Toddling off to bed is an important part of the simple life as you usually get up before dawn to start a fire and haul water from the crick for the morning latte. Bed is also important for filling the otherwise endless space between dusk and dawn when nothing much is going on anyway.

On weekends, as an entertainment bonus, you could wind up the old Victrola and listen to scratchy renditions of Sousa marches while leafing through the family album and viewing pictures of Aunt Minnie’s trip to Perth Amboy, New Jersey for the National Crochet Convention. Staying up late, it might be 8:30 before your head hits the pillow, was acceptable as on the weekend you were allowed to “sleep in,” often not throwing back the covers until 5 a.m.

Of course the simple life could be extended to other aspects of daily existence just as well. Our hearty forefathers and foremothers often had simple repasts of beans and pone for weeks on end, and they did all right. They had better things to do, such as warding off wild beasts and marauders and building forts, to spend time fretting over what to have for supper. In fact, the “if” of supper was more important to them than the “what.” Aim a little high and miss the buffalo, and it is back to the bean pot one more time.

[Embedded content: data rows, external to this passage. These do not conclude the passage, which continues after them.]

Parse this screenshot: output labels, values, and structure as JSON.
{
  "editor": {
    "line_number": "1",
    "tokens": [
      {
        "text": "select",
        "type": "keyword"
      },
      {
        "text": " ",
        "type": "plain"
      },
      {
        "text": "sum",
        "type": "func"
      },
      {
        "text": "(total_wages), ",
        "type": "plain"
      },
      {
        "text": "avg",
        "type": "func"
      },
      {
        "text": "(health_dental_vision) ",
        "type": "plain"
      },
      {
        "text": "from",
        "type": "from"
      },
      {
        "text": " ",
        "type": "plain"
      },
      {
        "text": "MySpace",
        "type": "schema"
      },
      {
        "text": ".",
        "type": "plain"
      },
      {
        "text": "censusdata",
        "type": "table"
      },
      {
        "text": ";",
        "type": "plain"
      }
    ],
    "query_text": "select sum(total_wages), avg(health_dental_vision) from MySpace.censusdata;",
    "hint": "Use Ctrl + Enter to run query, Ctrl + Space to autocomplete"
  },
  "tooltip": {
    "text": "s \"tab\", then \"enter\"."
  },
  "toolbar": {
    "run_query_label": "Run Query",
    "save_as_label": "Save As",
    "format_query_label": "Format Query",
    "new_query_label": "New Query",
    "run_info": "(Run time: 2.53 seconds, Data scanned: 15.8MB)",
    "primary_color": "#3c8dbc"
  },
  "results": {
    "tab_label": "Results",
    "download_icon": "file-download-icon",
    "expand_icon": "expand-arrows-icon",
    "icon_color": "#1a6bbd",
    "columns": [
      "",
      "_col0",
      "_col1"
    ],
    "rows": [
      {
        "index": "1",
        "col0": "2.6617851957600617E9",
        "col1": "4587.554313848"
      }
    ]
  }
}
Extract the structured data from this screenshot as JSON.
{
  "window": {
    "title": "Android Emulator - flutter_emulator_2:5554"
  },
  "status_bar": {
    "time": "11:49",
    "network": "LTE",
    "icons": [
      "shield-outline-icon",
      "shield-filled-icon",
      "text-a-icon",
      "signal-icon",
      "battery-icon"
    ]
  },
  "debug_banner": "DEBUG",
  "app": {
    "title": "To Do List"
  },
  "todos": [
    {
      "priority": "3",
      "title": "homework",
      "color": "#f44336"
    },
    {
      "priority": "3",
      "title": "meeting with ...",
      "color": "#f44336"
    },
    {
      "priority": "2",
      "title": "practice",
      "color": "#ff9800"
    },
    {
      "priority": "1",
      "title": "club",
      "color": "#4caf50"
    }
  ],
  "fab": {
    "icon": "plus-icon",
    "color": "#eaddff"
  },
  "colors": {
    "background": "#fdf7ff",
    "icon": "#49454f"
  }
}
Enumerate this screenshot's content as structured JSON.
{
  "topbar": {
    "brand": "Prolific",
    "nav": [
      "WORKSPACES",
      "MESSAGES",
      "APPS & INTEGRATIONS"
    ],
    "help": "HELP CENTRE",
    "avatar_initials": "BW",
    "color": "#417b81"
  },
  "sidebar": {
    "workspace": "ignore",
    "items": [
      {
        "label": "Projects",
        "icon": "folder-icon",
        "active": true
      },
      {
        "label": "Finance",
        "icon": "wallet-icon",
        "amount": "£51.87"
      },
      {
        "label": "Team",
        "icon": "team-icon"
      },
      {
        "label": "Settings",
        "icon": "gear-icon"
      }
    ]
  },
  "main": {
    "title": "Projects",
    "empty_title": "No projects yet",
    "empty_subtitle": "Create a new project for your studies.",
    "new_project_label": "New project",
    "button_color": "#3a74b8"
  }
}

Going places was not a big consumer of simple life thought either. Hitching up ol’ Bessie and heading out across the prairie for the two-day trip to town to pick up the dry cleaning did not enter into the equation of the simple life very often.

On occasions, I have been deprived of my usual means of transportation for a few days, and I have had the pleasure of experiencing a taste of the simple life. If I want to go somewhere I have to walk, so I don’t, go somewhere that is. Of course I don’t have anywhere to go in the first place, but nonetheless, it is very irritating not to be able too, even if you don’t want to, if you get my drift.

This also means I have to go home each night and have supper from what ever is on hand. What ever is on hand would make the aforementioned forefathers and foremothers green with envy as the simple life never contemplated six different kinds of beans in a can or sweet and sour pork TV dinners. Still, not having the option to dash down to the mega burger barn for a quick snack soon creates a feeling of depravation.

Ah, the simple life, no hassle, no rush, no choices. No, things aren't like they used to be, and they never were. That said, I will pass, thank you.